I spent the day in training with the PR arm of my employer. I now appreciate the pressing need for global socialism.
In the early days of my current job, an email was circulated in which we were implored to attend a training session on creativity. The wiser heads in the office contrived to miss the session and carry on their work in the morally malleable world of drug development, so I alone undertook the schlep up to the glass office on the top floor, overlooking the City of London.

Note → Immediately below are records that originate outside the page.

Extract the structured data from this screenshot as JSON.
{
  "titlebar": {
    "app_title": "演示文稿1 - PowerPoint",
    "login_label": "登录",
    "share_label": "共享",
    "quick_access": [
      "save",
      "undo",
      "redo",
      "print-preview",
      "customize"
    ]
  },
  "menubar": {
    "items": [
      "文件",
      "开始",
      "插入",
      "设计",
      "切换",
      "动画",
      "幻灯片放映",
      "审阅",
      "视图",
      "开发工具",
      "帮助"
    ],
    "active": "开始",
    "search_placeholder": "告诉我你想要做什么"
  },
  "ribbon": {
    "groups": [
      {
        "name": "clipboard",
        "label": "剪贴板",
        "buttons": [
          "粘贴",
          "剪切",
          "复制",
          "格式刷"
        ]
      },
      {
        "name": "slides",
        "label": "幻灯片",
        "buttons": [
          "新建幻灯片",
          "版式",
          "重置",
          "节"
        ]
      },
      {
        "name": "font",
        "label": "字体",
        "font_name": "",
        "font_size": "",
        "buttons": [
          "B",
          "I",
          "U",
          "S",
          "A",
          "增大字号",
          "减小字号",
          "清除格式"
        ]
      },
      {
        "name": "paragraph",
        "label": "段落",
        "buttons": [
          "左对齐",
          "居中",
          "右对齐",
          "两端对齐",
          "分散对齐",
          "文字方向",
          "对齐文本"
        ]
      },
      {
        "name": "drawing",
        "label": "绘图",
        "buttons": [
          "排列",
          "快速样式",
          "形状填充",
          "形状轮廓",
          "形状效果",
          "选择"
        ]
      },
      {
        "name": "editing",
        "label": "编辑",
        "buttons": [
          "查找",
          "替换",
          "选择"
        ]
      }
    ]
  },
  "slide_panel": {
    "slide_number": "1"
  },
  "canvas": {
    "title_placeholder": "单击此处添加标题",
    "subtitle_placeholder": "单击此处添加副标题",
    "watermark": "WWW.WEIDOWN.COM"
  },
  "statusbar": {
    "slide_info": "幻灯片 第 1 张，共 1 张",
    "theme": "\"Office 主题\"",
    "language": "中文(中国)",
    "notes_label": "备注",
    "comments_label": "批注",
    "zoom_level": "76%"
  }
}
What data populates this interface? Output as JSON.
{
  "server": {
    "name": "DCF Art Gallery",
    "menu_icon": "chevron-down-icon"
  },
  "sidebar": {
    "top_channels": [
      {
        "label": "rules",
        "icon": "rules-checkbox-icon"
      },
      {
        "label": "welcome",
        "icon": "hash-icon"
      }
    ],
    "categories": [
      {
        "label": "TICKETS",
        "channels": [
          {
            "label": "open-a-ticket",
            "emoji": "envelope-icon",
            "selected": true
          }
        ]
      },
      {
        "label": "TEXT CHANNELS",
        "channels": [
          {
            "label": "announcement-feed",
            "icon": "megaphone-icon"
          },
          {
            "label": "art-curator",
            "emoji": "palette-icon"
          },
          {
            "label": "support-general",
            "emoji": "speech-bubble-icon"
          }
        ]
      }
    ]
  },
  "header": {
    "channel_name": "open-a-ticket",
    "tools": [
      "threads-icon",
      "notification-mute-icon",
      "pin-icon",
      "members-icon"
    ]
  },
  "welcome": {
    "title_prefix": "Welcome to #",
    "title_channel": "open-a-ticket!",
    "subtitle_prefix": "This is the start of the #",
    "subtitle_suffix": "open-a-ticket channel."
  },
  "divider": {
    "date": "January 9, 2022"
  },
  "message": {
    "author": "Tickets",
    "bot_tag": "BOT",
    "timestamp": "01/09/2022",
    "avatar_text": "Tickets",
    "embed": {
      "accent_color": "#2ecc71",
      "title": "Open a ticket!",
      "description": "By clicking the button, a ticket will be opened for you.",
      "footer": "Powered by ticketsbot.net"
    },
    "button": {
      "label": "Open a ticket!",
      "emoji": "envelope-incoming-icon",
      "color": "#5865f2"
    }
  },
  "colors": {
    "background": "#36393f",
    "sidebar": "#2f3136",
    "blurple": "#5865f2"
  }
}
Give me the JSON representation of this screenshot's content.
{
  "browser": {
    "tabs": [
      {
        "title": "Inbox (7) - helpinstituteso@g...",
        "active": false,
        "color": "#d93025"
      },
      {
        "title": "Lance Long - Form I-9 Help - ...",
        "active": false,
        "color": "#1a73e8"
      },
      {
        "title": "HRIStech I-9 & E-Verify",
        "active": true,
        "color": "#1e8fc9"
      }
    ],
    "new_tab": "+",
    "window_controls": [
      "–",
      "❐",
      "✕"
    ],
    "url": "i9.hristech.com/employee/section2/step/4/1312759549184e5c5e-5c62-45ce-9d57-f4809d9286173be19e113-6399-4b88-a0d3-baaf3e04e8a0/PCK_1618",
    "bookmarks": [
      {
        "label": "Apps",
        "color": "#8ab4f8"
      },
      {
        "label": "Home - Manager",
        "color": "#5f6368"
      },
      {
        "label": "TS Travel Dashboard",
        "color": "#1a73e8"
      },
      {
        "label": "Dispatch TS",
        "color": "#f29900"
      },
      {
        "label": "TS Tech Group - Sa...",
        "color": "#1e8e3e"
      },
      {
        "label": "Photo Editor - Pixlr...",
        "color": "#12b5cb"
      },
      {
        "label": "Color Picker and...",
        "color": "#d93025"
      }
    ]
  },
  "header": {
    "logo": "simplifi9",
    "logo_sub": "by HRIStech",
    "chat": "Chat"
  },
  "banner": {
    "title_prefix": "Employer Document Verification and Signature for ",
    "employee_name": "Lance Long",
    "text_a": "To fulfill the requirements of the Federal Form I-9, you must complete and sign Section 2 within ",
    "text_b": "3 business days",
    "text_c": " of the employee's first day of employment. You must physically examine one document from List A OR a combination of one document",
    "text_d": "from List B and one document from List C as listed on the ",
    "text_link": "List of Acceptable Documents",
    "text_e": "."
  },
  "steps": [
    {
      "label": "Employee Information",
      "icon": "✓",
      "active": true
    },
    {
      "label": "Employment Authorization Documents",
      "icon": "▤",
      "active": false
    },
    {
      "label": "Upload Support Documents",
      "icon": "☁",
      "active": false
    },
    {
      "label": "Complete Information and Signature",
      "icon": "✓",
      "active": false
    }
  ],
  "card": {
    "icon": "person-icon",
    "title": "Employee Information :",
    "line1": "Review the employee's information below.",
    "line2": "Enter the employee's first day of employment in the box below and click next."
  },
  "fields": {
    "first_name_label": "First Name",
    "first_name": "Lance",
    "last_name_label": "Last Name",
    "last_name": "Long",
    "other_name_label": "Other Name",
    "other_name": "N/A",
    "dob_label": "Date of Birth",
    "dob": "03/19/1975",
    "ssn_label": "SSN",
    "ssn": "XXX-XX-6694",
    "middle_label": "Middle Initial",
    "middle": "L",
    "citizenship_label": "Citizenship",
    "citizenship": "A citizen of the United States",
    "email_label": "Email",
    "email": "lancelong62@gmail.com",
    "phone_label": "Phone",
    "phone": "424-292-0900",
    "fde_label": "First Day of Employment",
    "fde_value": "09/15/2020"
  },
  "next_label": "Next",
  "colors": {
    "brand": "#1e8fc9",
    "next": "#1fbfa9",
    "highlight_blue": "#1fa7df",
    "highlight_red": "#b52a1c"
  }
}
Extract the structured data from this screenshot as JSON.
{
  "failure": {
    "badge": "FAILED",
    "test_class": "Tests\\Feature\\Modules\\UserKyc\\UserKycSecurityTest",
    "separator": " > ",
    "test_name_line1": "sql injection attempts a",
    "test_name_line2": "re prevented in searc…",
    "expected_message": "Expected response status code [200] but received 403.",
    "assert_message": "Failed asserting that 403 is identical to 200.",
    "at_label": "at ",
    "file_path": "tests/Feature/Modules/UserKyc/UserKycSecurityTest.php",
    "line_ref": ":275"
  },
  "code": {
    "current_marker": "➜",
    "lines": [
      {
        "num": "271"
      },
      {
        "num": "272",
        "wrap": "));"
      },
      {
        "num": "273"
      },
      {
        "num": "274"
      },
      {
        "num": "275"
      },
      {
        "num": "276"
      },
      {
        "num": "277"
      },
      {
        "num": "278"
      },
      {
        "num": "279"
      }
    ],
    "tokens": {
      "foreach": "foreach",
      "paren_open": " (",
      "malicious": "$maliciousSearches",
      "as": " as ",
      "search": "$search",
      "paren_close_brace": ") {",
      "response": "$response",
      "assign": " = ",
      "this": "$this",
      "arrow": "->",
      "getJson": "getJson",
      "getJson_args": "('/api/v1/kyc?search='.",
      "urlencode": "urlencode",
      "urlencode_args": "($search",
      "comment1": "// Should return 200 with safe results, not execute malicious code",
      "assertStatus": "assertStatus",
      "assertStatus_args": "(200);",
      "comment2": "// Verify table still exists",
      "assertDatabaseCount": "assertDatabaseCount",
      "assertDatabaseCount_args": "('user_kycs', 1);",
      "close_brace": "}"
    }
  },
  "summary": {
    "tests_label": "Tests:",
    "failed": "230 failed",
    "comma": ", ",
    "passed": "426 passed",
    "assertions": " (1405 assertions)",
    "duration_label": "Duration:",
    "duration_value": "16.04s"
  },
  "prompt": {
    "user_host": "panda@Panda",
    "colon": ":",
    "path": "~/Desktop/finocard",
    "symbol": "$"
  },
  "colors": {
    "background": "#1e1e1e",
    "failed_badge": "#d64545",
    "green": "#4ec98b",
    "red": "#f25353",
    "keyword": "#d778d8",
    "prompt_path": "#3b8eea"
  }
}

In here we meet our cast: the principal character and chief antagonist is “Ruth”. She begins by casually alluding to her previous engagements with de Beers, the diamond merchants, and the Israeli and Russian governments, the white phosphorous merchants. This passes without reaction; I take this to mean that this woman has a background in “detoxification”, which impresses some people in the room. After all, there is a more urgent requirement for an active and effective PR operation in an organisation that is committed to war crimes as an integral part of their business model.
Time drips on and I sense that we are fellow travellers in this beardly-ironic, transparent spaceship. It is not for us to question the morality of a business: we are mercenaries as those who buy us are mercenaries and the journalists whose stories we will write in lieu of news are mercenaries. Ethics is someone else’s lookout.
At first it strikes me that the three men behind Ruth couldn’t construct a personality between them and little happens afterwards to disabuse me of that notion. These are called Ben, Andrew and something else.
“Always be thinking of the bottom line,” says Ben or Andrew, and for a time I believed I was in Glengarry Glenross but Ben Affleck had fluffed his lines. “How we can be engaging with the consumer and driving the conversation.” A statement, phrased like a question in the imagined present continuous tense: the lingua franca of the industry. Cool, yeah, brilliant.
He brings up an ugly Powerpoint slide which details how many Twitter hits his Mastercard campaign has achieved. It’s probably a good number: it features myriad digits. In the interests of brevity: the point of the campaign is that a company wants to “deposition” (that is a made-up word meaning “to move into a bad position” or “to confer a bad reputation upon”) cash. They achieve this by making gifs about people receiving bad presents — the logic that bridges the difference between the aims of the programme and the tactics it employs are obviously tortured. I shan’t bore you with them: but ask yourself, is the thought of a crap gift going to stop you using cash? Are these people worth hundreds of pounds an hour? Anyway…
The lack of useful and productive talent is surprising and shocking. For example, in a room full of paid communicators, I present the case of a man who said “antithesis” when he meant pinnacle (I suggest he may have taken a wrong turn when intending to misuse apotheosis only slightly) to interested and thoughtful nodding from around the room. Or Ruth, who chided a marketeer for his unclear language and encouraged us to use plain English by telling us: “communicate as granularly as possible”.
On a system level, these people are not only allowed to exist in our society: they are, on an economic and therefore political level, valued. In addition, they save journalists time and effort by giving them adverts dressed as stories, and in doing so they set the agenda. The fingerprints of PR are all over the national papers, as much as nepotism and provincial small-mindedness is in the Helensburgh Advertiser or the Tain and Dornoch Picture Post, and the more popular the newspaper the more obvious it is. They run lowest common denominator “viral media” sites, set trends by decree and get snapped up by the political spin machine. All of this in spite of the fact they are clearly intellectual cretins, but that is beside the point — I would rather principled idiots than intelligent, amoral automata, but these are neither. They hijack anything that is genuine or authentic and bend it towards their clients’ goals, often cack-handedly, always cynically.
These people, these people described above, are, tragically, the ones who prop up the establishment under cover of being free and creative spirits. Should this behaviour and these attitudes be rewarded? This is the foundation upon which our grey matter economy is built. This, dear readers, is the area in which we lead the world and will continue to lead the world, the edifice onto which we carve the chiselled face of the wealth-creator.
Pay by cash.